'''
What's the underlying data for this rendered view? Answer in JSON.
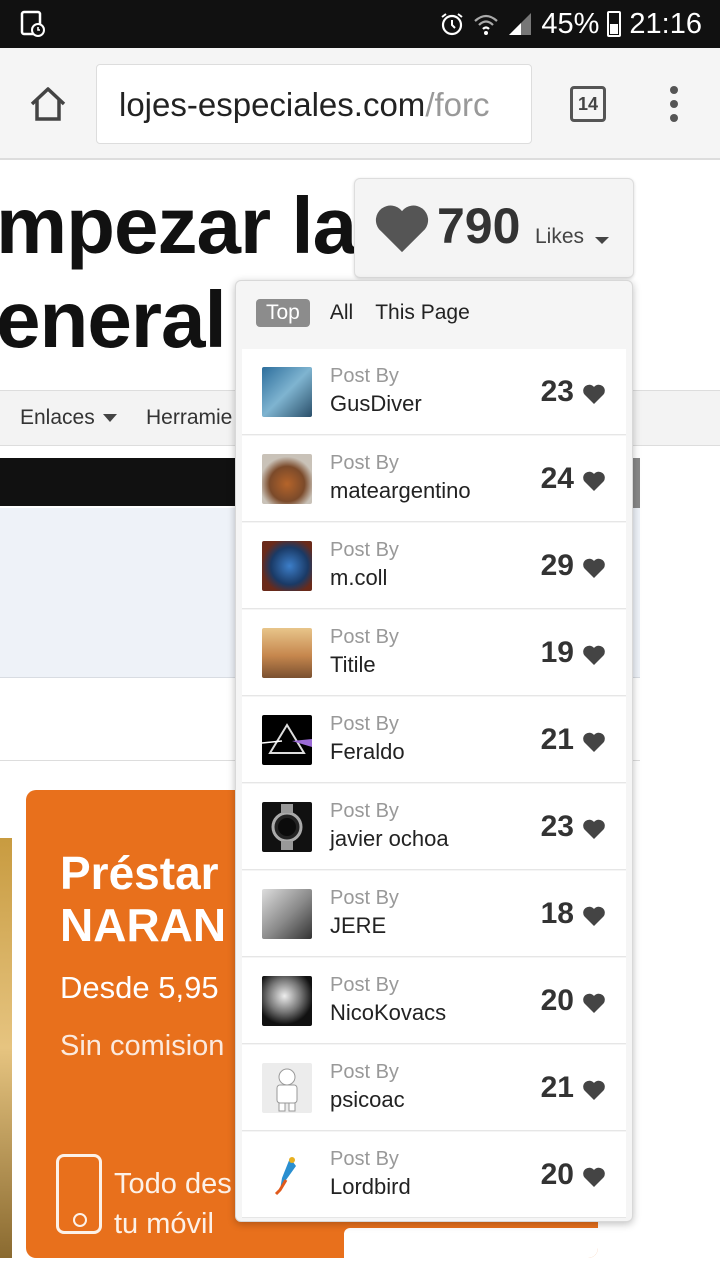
{
  "status_bar": {
    "battery": "45%",
    "time": "21:16",
    "icons": [
      "screenshot-icon",
      "alarm-icon",
      "wifi-icon",
      "signal-icon",
      "battery-icon"
    ]
  },
  "browser": {
    "url_host": "lojes-especiales.com",
    "url_path": "/forc",
    "tab_count": "14"
  },
  "page": {
    "heading_line1": "mpezar la",
    "heading_line2": "eneral",
    "nav": [
      "Enlaces",
      "Herramie"
    ],
    "ad": {
      "title1": "Préstar",
      "title2": "NARAN",
      "subtitle1": "Desde 5,95",
      "subtitle2": "Sin comision",
      "bottom1": "Todo des",
      "bottom2": "tu móvil",
      "color": "#e8701c"
    }
  },
  "likes": {
    "count": "790",
    "label": "Likes",
    "tabs": [
      "Top",
      "All",
      "This Page"
    ],
    "active_tab": "Top",
    "items": [
      {
        "post_by": "Post By",
        "user": "GusDiver",
        "count": "23"
      },
      {
        "post_by": "Post By",
        "user": "mateargentino",
        "count": "24"
      },
      {
        "post_by": "Post By",
        "user": "m.coll",
        "count": "29"
      },
      {
        "post_by": "Post By",
        "user": "Titile",
        "count": "19"
      },
      {
        "post_by": "Post By",
        "user": "Feraldo",
        "count": "21"
      },
      {
        "post_by": "Post By",
        "user": "javier ochoa",
        "count": "23"
      },
      {
        "post_by": "Post By",
        "user": "JERE",
        "count": "18"
      },
      {
        "post_by": "Post By",
        "user": "NicoKovacs",
        "count": "20"
      },
      {
        "post_by": "Post By",
        "user": "psicoac",
        "count": "21"
      },
      {
        "post_by": "Post By",
        "user": "Lordbird",
        "count": "20"
      }
    ]
  }
}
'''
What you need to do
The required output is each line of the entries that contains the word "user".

Solution to this exercise
        "user": "GusDiver",
        "user": "mateargentino",
        "user": "m.coll",
        "user": "Titile",
        "user": "Feraldo",
        "user": "javier ochoa",
        "user": "JERE",
        "user": "NicoKovacs",
        "user": "psicoac",
        "user": "Lordbird",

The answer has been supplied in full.